§ Source records
*** Block opens ***
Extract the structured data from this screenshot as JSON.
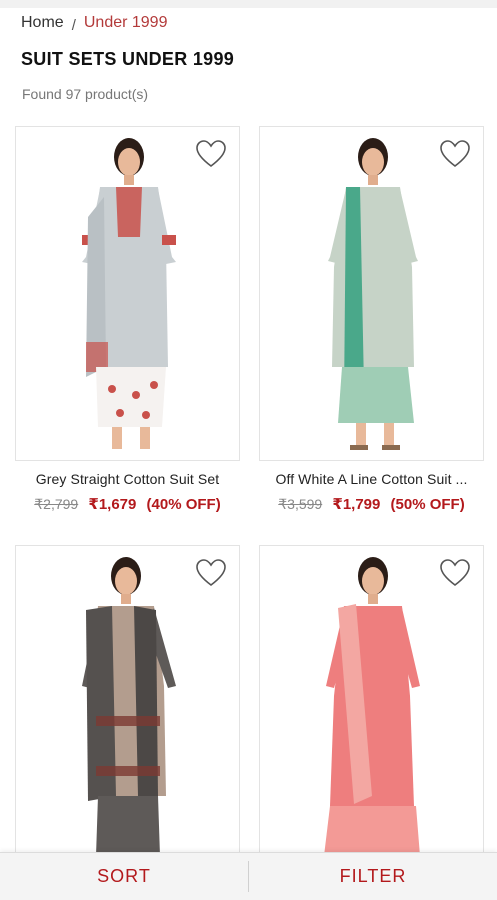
{
  "breadcrumb": {
    "home": "Home",
    "separator": "/",
    "current": "Under 1999"
  },
  "page_title": "SUIT SETS UNDER 1999",
  "result_count": "Found 97 product(s)",
  "products": [
    {
      "name": "Grey Straight Cotton Suit Set",
      "mrp": "₹2,799",
      "price": "₹1,679",
      "discount": "(40% OFF)"
    },
    {
      "name": "Off White A Line Cotton Suit ...",
      "mrp": "₹3,599",
      "price": "₹1,799",
      "discount": "(50% OFF)"
    },
    {
      "name": "",
      "mrp": "",
      "price": "",
      "discount": ""
    },
    {
      "name": "",
      "mrp": "",
      "price": "",
      "discount": ""
    }
  ],
  "bottom_bar": {
    "sort_label": "SORT",
    "filter_label": "FILTER"
  },
  "colors": {
    "accent": "#b3191c",
    "breadcrumb_active": "#b33a3a"
  },
  "icons": {
    "wishlist": "heart-outline-icon"
  }
}
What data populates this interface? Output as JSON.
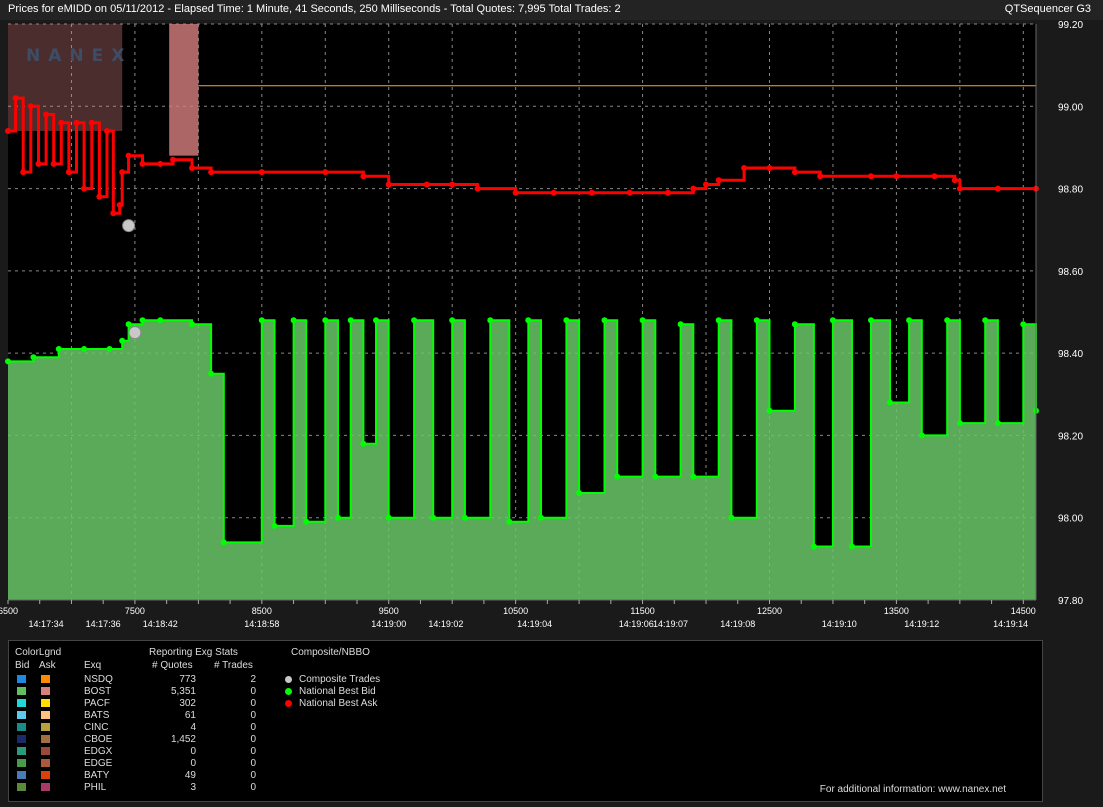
{
  "header": {
    "title": "Prices for  eMIDD  on  05/11/2012  -  Elapsed Time: 1 Minute, 41 Seconds, 250 Milliseconds  -  Total Quotes: 7,995  Total Trades: 2",
    "app_name": "QTSequencer G3"
  },
  "logo_text": "NANEX",
  "chart_data": {
    "type": "line",
    "ylim": [
      97.8,
      99.2
    ],
    "xlim": [
      6500,
      14600
    ],
    "grid": true,
    "y_ticks": [
      "99.20",
      "99.00",
      "98.80",
      "98.60",
      "98.40",
      "98.20",
      "98.00",
      "97.80"
    ],
    "x_ticks": [
      "6500",
      "7500",
      "8500",
      "9500",
      "10500",
      "11500",
      "12500",
      "13500",
      "14500"
    ],
    "time_ticks": [
      {
        "x": 6800,
        "label": "14:17:34"
      },
      {
        "x": 7250,
        "label": "14:17:36"
      },
      {
        "x": 7700,
        "label": "14:18:42"
      },
      {
        "x": 8500,
        "label": "14:18:58"
      },
      {
        "x": 9500,
        "label": "14:19:00"
      },
      {
        "x": 9950,
        "label": "14:19:02"
      },
      {
        "x": 10650,
        "label": "14:19:04"
      },
      {
        "x": 11450,
        "label": "14:19:06"
      },
      {
        "x": 11720,
        "label": "14:19:07"
      },
      {
        "x": 12250,
        "label": "14:19:08"
      },
      {
        "x": 13050,
        "label": "14:19:10"
      },
      {
        "x": 13700,
        "label": "14:19:12"
      },
      {
        "x": 14400,
        "label": "14:19:14"
      }
    ],
    "series": [
      {
        "name": "National Best Ask",
        "color": "#ff0000",
        "points": [
          [
            6500,
            98.94
          ],
          [
            6560,
            99.02
          ],
          [
            6620,
            98.84
          ],
          [
            6680,
            99.0
          ],
          [
            6740,
            98.86
          ],
          [
            6800,
            98.98
          ],
          [
            6860,
            98.86
          ],
          [
            6920,
            98.96
          ],
          [
            6980,
            98.84
          ],
          [
            7040,
            98.96
          ],
          [
            7100,
            98.8
          ],
          [
            7160,
            98.96
          ],
          [
            7220,
            98.78
          ],
          [
            7280,
            98.94
          ],
          [
            7330,
            98.74
          ],
          [
            7380,
            98.76
          ],
          [
            7400,
            98.84
          ],
          [
            7450,
            98.88
          ],
          [
            7560,
            98.86
          ],
          [
            7700,
            98.86
          ],
          [
            7800,
            98.87
          ],
          [
            7950,
            98.85
          ],
          [
            8100,
            98.84
          ],
          [
            8500,
            98.84
          ],
          [
            9000,
            98.84
          ],
          [
            9300,
            98.83
          ],
          [
            9500,
            98.81
          ],
          [
            9800,
            98.81
          ],
          [
            10000,
            98.81
          ],
          [
            10200,
            98.8
          ],
          [
            10500,
            98.79
          ],
          [
            10800,
            98.79
          ],
          [
            11100,
            98.79
          ],
          [
            11400,
            98.79
          ],
          [
            11700,
            98.79
          ],
          [
            11900,
            98.8
          ],
          [
            12000,
            98.81
          ],
          [
            12100,
            98.82
          ],
          [
            12300,
            98.85
          ],
          [
            12500,
            98.85
          ],
          [
            12700,
            98.84
          ],
          [
            12900,
            98.83
          ],
          [
            13300,
            98.83
          ],
          [
            13500,
            98.83
          ],
          [
            13800,
            98.83
          ],
          [
            13960,
            98.82
          ],
          [
            14000,
            98.8
          ],
          [
            14300,
            98.8
          ],
          [
            14600,
            98.8
          ]
        ]
      },
      {
        "name": "National Best Bid",
        "color": "#00ff00",
        "points": [
          [
            6500,
            98.38
          ],
          [
            6700,
            98.39
          ],
          [
            6900,
            98.41
          ],
          [
            7100,
            98.41
          ],
          [
            7300,
            98.41
          ],
          [
            7400,
            98.43
          ],
          [
            7450,
            98.47
          ],
          [
            7560,
            98.48
          ],
          [
            7700,
            98.48
          ],
          [
            7950,
            98.47
          ],
          [
            8100,
            98.35
          ],
          [
            8200,
            97.94
          ],
          [
            8500,
            98.48
          ],
          [
            8600,
            97.98
          ],
          [
            8750,
            98.48
          ],
          [
            8850,
            97.99
          ],
          [
            9000,
            98.48
          ],
          [
            9100,
            98.0
          ],
          [
            9200,
            98.48
          ],
          [
            9300,
            98.18
          ],
          [
            9400,
            98.48
          ],
          [
            9500,
            98.0
          ],
          [
            9700,
            98.48
          ],
          [
            9850,
            98.0
          ],
          [
            10000,
            98.48
          ],
          [
            10100,
            98.0
          ],
          [
            10300,
            98.48
          ],
          [
            10450,
            97.99
          ],
          [
            10600,
            98.48
          ],
          [
            10700,
            98.0
          ],
          [
            10900,
            98.48
          ],
          [
            11000,
            98.06
          ],
          [
            11200,
            98.48
          ],
          [
            11300,
            98.1
          ],
          [
            11500,
            98.48
          ],
          [
            11600,
            98.1
          ],
          [
            11800,
            98.47
          ],
          [
            11900,
            98.1
          ],
          [
            12100,
            98.48
          ],
          [
            12200,
            98.0
          ],
          [
            12400,
            98.48
          ],
          [
            12500,
            98.26
          ],
          [
            12700,
            98.47
          ],
          [
            12850,
            97.93
          ],
          [
            13000,
            98.48
          ],
          [
            13150,
            97.93
          ],
          [
            13300,
            98.48
          ],
          [
            13450,
            98.28
          ],
          [
            13600,
            98.48
          ],
          [
            13700,
            98.2
          ],
          [
            13900,
            98.48
          ],
          [
            14000,
            98.23
          ],
          [
            14200,
            98.48
          ],
          [
            14300,
            98.23
          ],
          [
            14500,
            98.47
          ],
          [
            14600,
            98.26
          ]
        ]
      },
      {
        "name": "Composite Trades",
        "color": "#c8c8c8",
        "points": [
          [
            7450,
            98.71
          ],
          [
            7500,
            98.45
          ]
        ]
      }
    ]
  },
  "legend": {
    "colorlgnd_label": "ColorLgnd",
    "bid_label": "Bid",
    "ask_label": "Ask",
    "exq_label": "Exq",
    "reporting_label": "Reporting Exg Stats",
    "quotes_label": "# Quotes",
    "trades_label": "# Trades",
    "composite_label": "Composite/NBBO",
    "rows": [
      {
        "exchange": "NSDQ",
        "quotes": "773",
        "trades": "2",
        "bid_color": "#1e88e5",
        "ask_color": "#ff8c00"
      },
      {
        "exchange": "BOST",
        "quotes": "5,351",
        "trades": "0",
        "bid_color": "#60c060",
        "ask_color": "#d88080"
      },
      {
        "exchange": "PACF",
        "quotes": "302",
        "trades": "0",
        "bid_color": "#20d8d8",
        "ask_color": "#ffe000"
      },
      {
        "exchange": "BATS",
        "quotes": "61",
        "trades": "0",
        "bid_color": "#60c8e8",
        "ask_color": "#ffc080"
      },
      {
        "exchange": "CINC",
        "quotes": "4",
        "trades": "0",
        "bid_color": "#1a8a8a",
        "ask_color": "#b8a040"
      },
      {
        "exchange": "CBOE",
        "quotes": "1,452",
        "trades": "0",
        "bid_color": "#1a2a6a",
        "ask_color": "#a07040"
      },
      {
        "exchange": "EDGX",
        "quotes": "0",
        "trades": "0",
        "bid_color": "#2a9a7a",
        "ask_color": "#9a4a3a"
      },
      {
        "exchange": "EDGE",
        "quotes": "0",
        "trades": "0",
        "bid_color": "#4a9a4a",
        "ask_color": "#aa5a3a"
      },
      {
        "exchange": "BATY",
        "quotes": "49",
        "trades": "0",
        "bid_color": "#4a7ab8",
        "ask_color": "#d84010"
      },
      {
        "exchange": "PHIL",
        "quotes": "3",
        "trades": "0",
        "bid_color": "#5a8a3a",
        "ask_color": "#a83a6a"
      }
    ],
    "nbbo_items": [
      {
        "label": "Composite Trades",
        "color": "#c8c8c8"
      },
      {
        "label": "National Best Bid",
        "color": "#00ff00"
      },
      {
        "label": "National Best Ask",
        "color": "#ff0000"
      }
    ]
  },
  "footer": {
    "info_text": "For additional information: www.nanex.net"
  }
}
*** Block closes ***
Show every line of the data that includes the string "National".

§ Your response
        "name": "National Best Ask",
        "name": "National Best Bid",
        "label": "National Best Bid",
        "label": "National Best Ask",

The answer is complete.